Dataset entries
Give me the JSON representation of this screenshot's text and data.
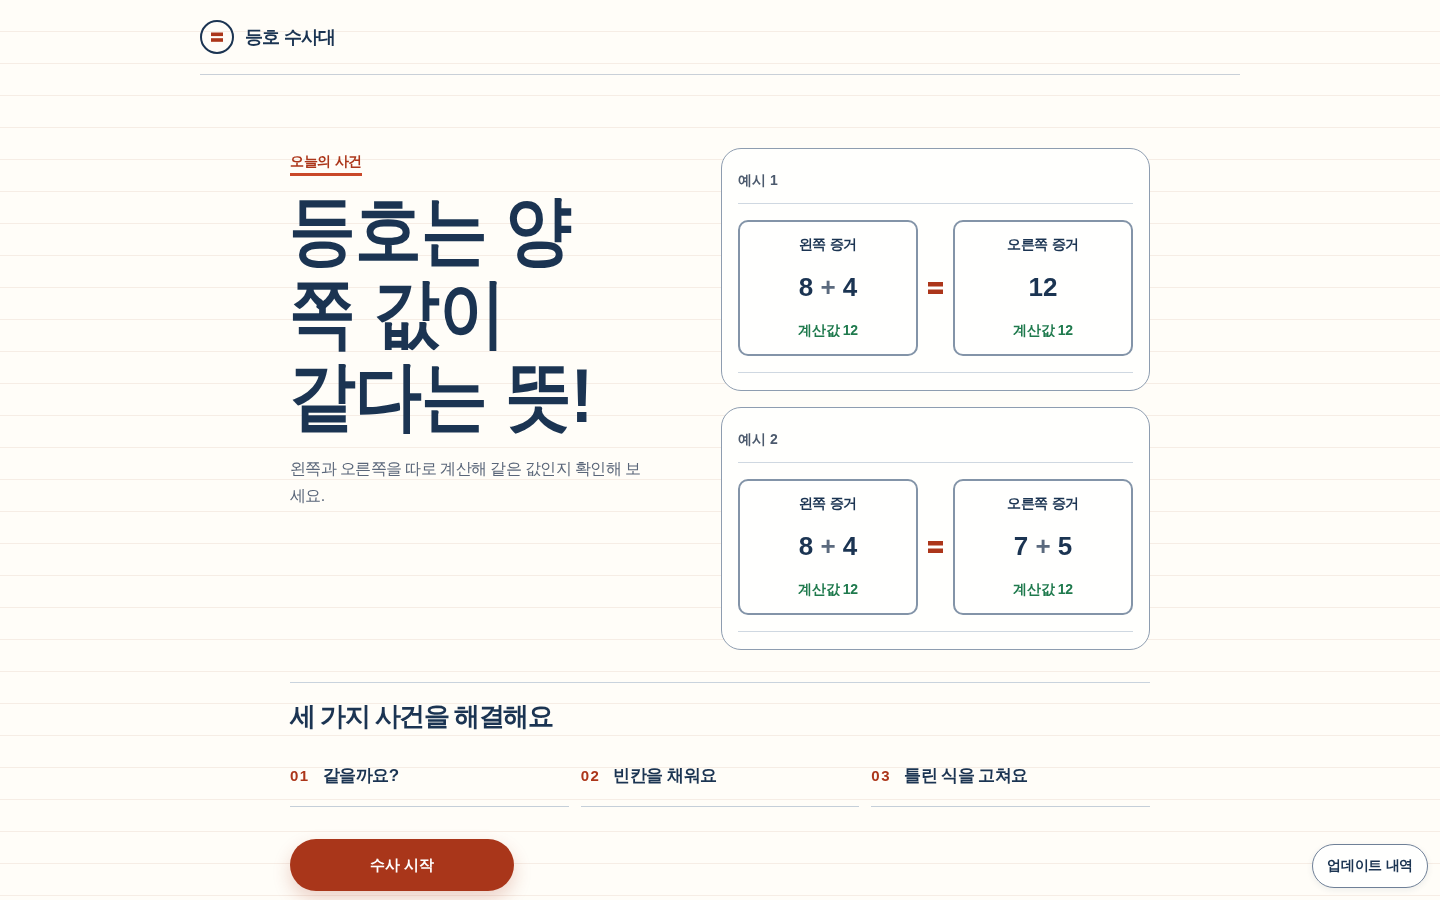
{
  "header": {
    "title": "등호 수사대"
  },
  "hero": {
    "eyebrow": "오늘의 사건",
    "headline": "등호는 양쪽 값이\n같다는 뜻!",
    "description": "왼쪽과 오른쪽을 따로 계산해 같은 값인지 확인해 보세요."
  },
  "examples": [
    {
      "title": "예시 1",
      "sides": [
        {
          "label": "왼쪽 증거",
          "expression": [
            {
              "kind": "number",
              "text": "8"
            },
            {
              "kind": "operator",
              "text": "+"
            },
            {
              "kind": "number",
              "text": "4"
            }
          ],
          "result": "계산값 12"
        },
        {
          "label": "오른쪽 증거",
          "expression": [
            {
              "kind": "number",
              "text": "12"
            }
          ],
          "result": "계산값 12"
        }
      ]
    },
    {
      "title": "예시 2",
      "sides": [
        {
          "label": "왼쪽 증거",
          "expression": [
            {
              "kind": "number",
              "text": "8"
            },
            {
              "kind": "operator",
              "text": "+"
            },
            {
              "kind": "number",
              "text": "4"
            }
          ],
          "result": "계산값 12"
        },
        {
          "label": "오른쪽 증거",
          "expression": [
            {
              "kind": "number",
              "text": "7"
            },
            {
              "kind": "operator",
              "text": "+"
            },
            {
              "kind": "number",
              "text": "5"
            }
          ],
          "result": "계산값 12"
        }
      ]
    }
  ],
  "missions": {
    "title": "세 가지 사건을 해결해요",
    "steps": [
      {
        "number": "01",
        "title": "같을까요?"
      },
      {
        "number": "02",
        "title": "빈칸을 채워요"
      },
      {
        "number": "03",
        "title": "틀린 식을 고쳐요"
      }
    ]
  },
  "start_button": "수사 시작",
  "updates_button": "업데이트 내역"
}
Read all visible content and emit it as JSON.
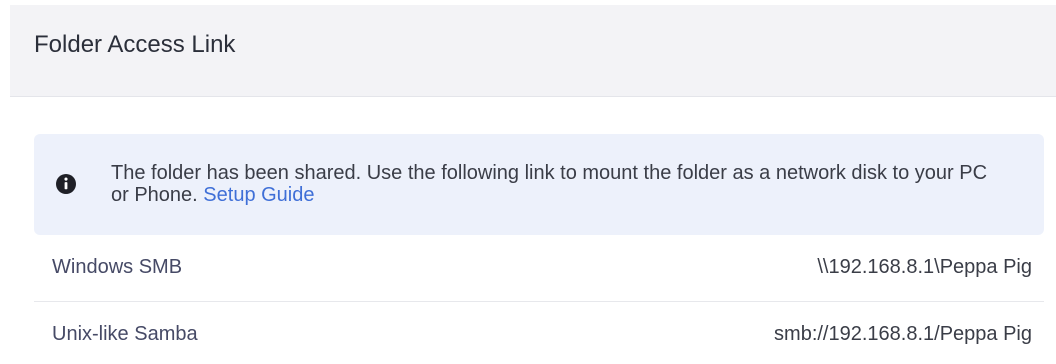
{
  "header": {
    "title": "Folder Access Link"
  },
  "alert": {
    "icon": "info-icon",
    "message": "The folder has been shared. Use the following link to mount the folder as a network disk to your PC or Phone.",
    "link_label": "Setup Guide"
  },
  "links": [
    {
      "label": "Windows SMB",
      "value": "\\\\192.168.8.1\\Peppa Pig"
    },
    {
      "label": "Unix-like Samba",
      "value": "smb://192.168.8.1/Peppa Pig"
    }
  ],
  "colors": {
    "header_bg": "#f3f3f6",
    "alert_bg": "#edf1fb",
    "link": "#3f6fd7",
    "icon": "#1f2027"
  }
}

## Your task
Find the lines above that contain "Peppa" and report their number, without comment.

## Task result
2